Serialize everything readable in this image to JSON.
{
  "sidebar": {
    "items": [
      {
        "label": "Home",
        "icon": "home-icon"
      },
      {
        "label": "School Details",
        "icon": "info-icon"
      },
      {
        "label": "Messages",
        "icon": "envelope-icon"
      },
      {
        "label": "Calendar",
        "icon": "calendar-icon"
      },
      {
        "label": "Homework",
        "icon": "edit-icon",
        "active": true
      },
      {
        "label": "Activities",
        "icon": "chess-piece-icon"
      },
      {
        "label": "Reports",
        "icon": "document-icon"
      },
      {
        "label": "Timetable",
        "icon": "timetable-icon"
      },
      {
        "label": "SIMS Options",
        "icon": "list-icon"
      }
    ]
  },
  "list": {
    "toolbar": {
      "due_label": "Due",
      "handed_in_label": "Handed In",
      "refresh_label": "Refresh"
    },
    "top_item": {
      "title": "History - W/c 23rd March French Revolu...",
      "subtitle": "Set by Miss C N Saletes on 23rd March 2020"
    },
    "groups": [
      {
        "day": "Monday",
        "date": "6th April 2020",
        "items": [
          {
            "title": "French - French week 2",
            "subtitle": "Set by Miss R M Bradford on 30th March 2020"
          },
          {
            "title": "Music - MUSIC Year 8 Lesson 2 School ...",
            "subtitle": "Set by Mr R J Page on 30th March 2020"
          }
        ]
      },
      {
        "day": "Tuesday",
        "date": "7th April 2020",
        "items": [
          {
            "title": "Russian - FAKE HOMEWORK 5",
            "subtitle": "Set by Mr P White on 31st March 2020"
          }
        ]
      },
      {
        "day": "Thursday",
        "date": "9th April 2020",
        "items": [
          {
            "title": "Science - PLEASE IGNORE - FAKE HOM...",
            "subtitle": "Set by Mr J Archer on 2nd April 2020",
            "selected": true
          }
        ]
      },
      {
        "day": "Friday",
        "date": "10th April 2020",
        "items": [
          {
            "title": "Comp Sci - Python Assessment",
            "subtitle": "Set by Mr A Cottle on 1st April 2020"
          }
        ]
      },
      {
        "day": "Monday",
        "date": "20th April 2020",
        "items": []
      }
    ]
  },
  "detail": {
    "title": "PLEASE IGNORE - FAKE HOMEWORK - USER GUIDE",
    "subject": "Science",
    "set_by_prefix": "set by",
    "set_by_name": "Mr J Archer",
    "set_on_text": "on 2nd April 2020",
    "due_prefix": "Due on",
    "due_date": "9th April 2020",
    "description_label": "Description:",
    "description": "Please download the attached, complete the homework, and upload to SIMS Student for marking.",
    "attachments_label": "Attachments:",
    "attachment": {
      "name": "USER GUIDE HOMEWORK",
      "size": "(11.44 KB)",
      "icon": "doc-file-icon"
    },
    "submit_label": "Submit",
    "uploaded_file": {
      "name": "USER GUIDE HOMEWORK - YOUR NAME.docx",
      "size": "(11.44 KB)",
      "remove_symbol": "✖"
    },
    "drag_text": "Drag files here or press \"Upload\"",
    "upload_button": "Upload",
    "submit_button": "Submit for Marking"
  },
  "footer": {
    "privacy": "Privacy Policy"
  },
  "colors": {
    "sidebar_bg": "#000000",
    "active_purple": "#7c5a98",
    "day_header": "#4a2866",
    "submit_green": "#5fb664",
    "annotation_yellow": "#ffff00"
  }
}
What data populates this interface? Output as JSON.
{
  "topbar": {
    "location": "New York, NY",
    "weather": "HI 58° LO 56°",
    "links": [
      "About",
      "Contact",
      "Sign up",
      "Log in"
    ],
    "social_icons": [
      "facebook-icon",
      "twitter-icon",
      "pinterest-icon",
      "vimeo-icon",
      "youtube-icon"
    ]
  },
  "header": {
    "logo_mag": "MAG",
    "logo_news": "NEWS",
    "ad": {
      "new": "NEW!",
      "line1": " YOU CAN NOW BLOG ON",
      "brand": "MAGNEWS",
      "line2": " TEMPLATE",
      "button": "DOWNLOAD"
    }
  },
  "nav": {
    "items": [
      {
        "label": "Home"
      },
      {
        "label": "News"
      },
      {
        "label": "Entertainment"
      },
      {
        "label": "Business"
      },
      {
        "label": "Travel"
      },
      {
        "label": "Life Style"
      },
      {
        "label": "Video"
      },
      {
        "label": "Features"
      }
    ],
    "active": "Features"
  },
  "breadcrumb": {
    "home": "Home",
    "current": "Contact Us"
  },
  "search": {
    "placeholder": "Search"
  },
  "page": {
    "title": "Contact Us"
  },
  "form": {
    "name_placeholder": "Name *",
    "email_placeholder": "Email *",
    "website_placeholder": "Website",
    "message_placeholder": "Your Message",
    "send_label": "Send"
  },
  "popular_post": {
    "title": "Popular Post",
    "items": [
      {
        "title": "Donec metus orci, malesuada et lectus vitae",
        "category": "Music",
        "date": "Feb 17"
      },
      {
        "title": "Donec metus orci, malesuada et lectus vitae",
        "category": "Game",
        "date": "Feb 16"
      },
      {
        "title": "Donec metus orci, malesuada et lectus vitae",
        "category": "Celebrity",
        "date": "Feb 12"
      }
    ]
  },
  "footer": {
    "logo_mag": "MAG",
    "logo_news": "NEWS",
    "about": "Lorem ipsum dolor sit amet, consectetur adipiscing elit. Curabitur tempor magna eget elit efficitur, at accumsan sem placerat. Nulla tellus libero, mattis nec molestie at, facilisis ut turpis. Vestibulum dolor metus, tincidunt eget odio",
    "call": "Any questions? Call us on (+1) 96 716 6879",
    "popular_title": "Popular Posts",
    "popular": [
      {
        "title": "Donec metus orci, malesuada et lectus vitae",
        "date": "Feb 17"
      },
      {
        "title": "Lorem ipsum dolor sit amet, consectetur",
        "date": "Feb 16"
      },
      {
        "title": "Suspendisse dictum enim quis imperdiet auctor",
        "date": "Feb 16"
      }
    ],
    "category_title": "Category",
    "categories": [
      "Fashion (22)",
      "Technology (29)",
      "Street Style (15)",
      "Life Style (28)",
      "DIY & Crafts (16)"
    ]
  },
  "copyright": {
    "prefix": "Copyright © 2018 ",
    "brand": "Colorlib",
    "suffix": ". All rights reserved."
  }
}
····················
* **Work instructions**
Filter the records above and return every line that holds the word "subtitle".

* **Reply to the task**
      "subtitle": "Set by Miss C N Saletes on 23rd March 2020"
            "subtitle": "Set by Miss R M Bradford on 30th March 2020"
            "subtitle": "Set by Mr R J Page on 30th March 2020"
            "subtitle": "Set by Mr P White on 31st March 2020"
            "subtitle": "Set by Mr J Archer on 2nd April 2020",
            "subtitle": "Set by Mr A Cottle on 1st April 2020"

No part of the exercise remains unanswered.